Court Rules Against UBH in Precedent-Setting Case
The ruling sets a precedent for plans regulated by the federal mental health parity law by establishing that mental and substance use disorders are chronic conditions and should be treated by insurance companies as such.
The United States District Court for the Northern District of California handed down a decision on February 28 that United Behavioral Health (UBH/Optum), the country’s largest managed behavioral health care organization, illegally denied coverage for mental and substance use disorders based on flawed medical necessity criteria.
In the case, David Wit, et. al. v. United Behavioral Health, Chief Magistrate Judge Joseph C. Spero said in his ruling that UBH used internally developed medical necessity guidelines that comprehensively fell short of accepted standards of care to deny outpatient, intensive outpatient, and residential treatment to UBH beneficiaries. Plaintiffs in the case were individuals insured by UBH.
The court looked to clinical guidelines from APA, the American Society of Addiction Medicine, other professional associations, and the Centers for Medicare and Medicaid Services to establish the applicable standards of care. Spero outlined specific aspects of coverage that the accepted standards call for but were not met by UBH. Those items include the following:
Effective treatment requires treatment of the individual’s underlying condition and is not limited to alleviation of the individual’s current symptoms.
Effective treatment requires treatment of co-occurring behavioral health disorders and/or medical conditions in a coordinated manner that considers the interactions of the disorders and conditions and their implications for determining the appropriate level of care.

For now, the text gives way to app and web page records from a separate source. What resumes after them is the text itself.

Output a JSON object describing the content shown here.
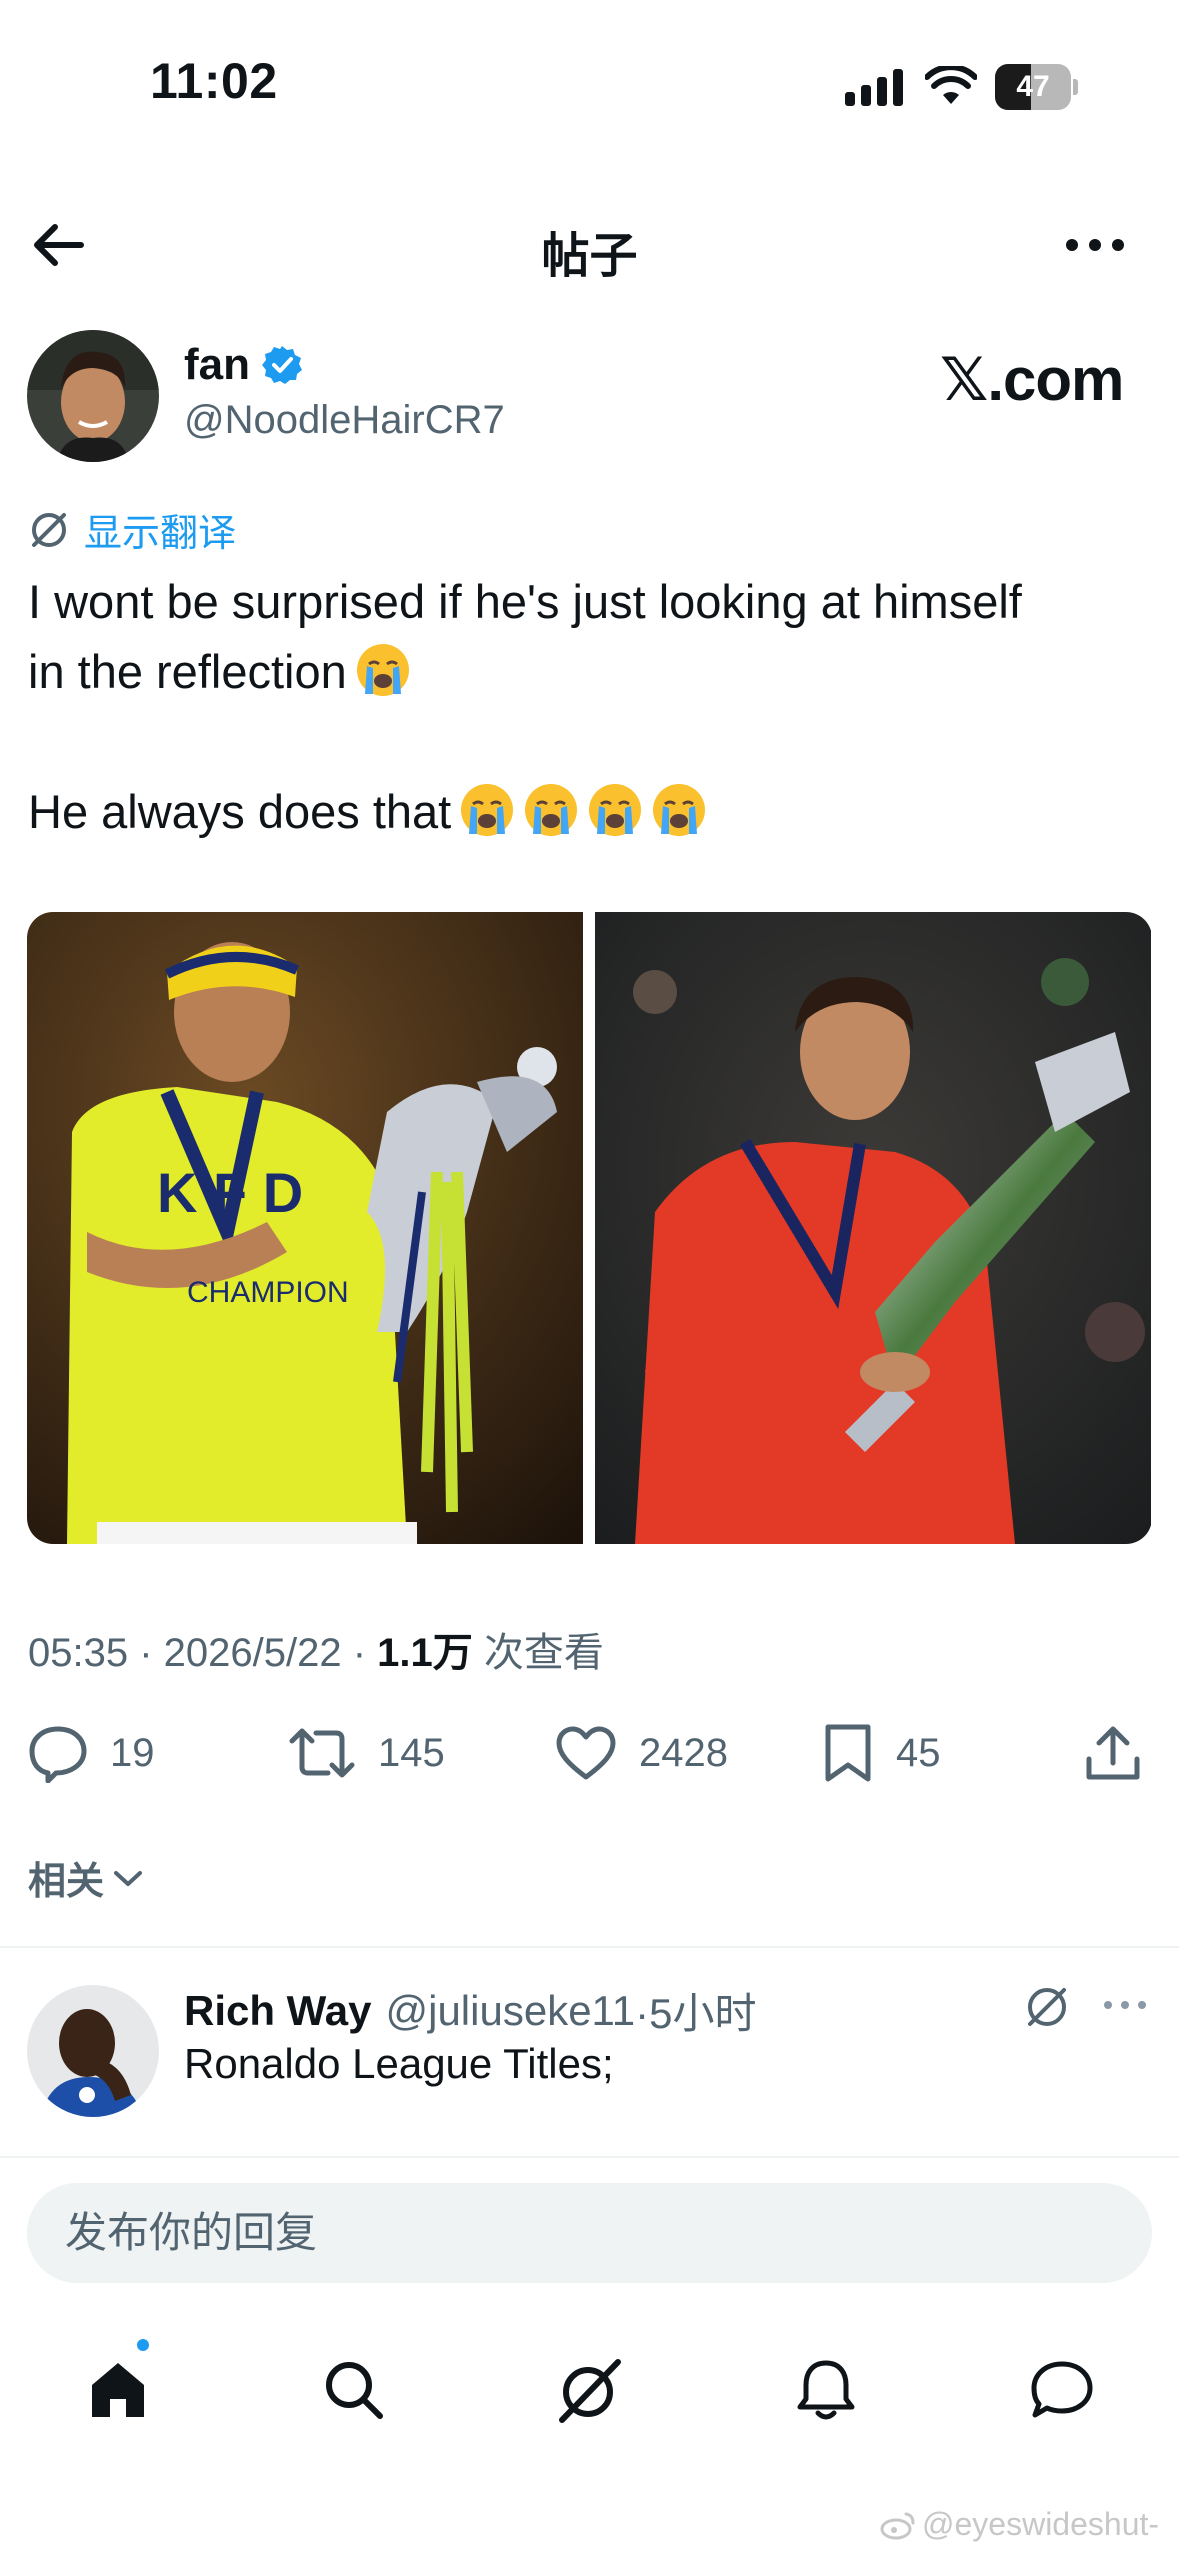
{
  "status_bar": {
    "time": "11:02",
    "battery": "47",
    "battery_level": 0.47
  },
  "nav": {
    "title": "帖子",
    "back_icon": "arrow-left-icon",
    "more_icon": "more-horizontal-icon"
  },
  "post": {
    "author_name": "fan",
    "author_handle": "@NoodleHairCR7",
    "verified": true,
    "source_badge": "𝕏.com",
    "translate_label": "显示翻译",
    "text_line1": "I wont be surprised if he's just looking at himself",
    "text_line2": "in the reflection",
    "text_line3": "He always does that",
    "emoji": "loudly-crying-face-emoji",
    "media_icons": [
      "photo-player-yellow-kit-trophy",
      "photo-player-red-kit-trophy"
    ],
    "timestamp": "05:35 · 2026/5/22 · ",
    "views_count": "1.1万",
    "views_label": " 次查看"
  },
  "actions": {
    "replies": "19",
    "reposts": "145",
    "likes": "2428",
    "bookmarks": "45"
  },
  "related_label": "相关",
  "reply": {
    "name": "Rich Way",
    "handle": "@juliuseke11",
    "time": "·5小时",
    "text": "Ronaldo League Titles;"
  },
  "composer": {
    "placeholder": "发布你的回复"
  },
  "tabbar": {
    "items": [
      "home-icon",
      "search-icon",
      "grok-icon",
      "notifications-icon",
      "messages-icon"
    ]
  },
  "watermark": "@eyeswideshut-",
  "colors": {
    "accent": "#1d9bf0",
    "secondary_text": "#536471",
    "primary_text": "#0f1419",
    "divider": "#eff3f4"
  }
}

Patients should receive treatment for mental and substance use disorders at the least-intensive and -restrictive level of care that is safe and effective. The fact that a lower level of care is less restrictive or intensive does not justify selecting that level if it is also expected to be less effective. Placement in a less restrictive environment is appropriate only if it is likely to be safe and just as effective as treatment at a higher level of care in addressing a patient’s overall condition, including underlying and co-occurring conditions.
When there is ambiguity as to the appropriate level of care, the practitioner should err on the side of caution by placing the patient in a higher level of care.
Effective treatment of mental and substance use disorders includes services needed to maintain functioning or prevent deterioration.
Appropriate duration of treatment for behavioral health disorders is based on the individual needs of the patient; there is no specific limit on the duration of such treatment.
The unique needs of children and adolescents must be taken into account when making level-of-care decisions involving their treatment for mental health or substance use disorders.
The determination of the appropriate level of care for patients with mental health and/or substance use disorders should be made on the basis of a multidimensional assessment that takes into account a wide variety of information about the patient.
“Having reviewed all of the versions of the Guidelines that Plaintiffs challenge in this case and considered the testimony of the witnesses addressing the meaning of the Guidelines, the Court finds, by a preponderance of the evidence, that in every version of the Guidelines in the class period, and at every level of care that is at issue in this case, there is an excessive emphasis on addressing acute symptoms and stabilizing crises while ignoring the effective treatment of members’ underlying conditions,” Spero wrote. “[I]n each version of the Guidelines at issue in this case the defect is pervasive and results in a significantly narrower scope of coverage than is consistent with generally accepted standards of care.”
This case is significant for mental health patients and providers who have long advocated for the use of medical necessity guidelines developed by professional organizations rather than those created by the insurance industry. A crucial finding with implications for plans that are subject to the federal Mental Health Parity and Addiction Equity Act is that mental and substance use disorders are to be treated like other chronic conditions.
As Spero wrote in his decision, “Many mental health and substance use disorders are long term and chronic. While current symptoms are typically related to a patient’s chronic condition, it is generally accepted in the behavioral health community that effective treatment of individuals with mental health or substance use disorders is not limited to the alleviation of the current symptoms. Rather, effective treatment requires treatment of the chronic underlying condition as well.”
Legal counsel and APA staff explained that the plaintiffs in Wit v. UBH were enrolled in self-insured plans administered by UBH. Self-insured plans, covered by the Employee Retirement Savings Insurance Act (ERISA), are exempt from the federal parity law. However, the court recognized that mental and substance use disorders are chronic illnesses and rejected the insurers’ practice of treating only the acute symptoms. This establishes a precedent for plans covered by the parity law requiring that they pay for continued treatment for mental and substance use disorders as they would any other chronic illness.
“We know that insurance companies and behavioral health managed care companies are using internally created medical necessity guidelines to deny patients care, and in plans subject to the federal parity law, these guidelines are being used to circumvent the law’s requirements,” said APA President Altha Stewart, M.D. “The decision by the district court in California is an important one and a victory for our patients. APA will continue to work to see that insurance companies do the right thing by treating mental illness and substance use disorders as the chronic conditions we know them to be.” ■
The decision can be accessed here.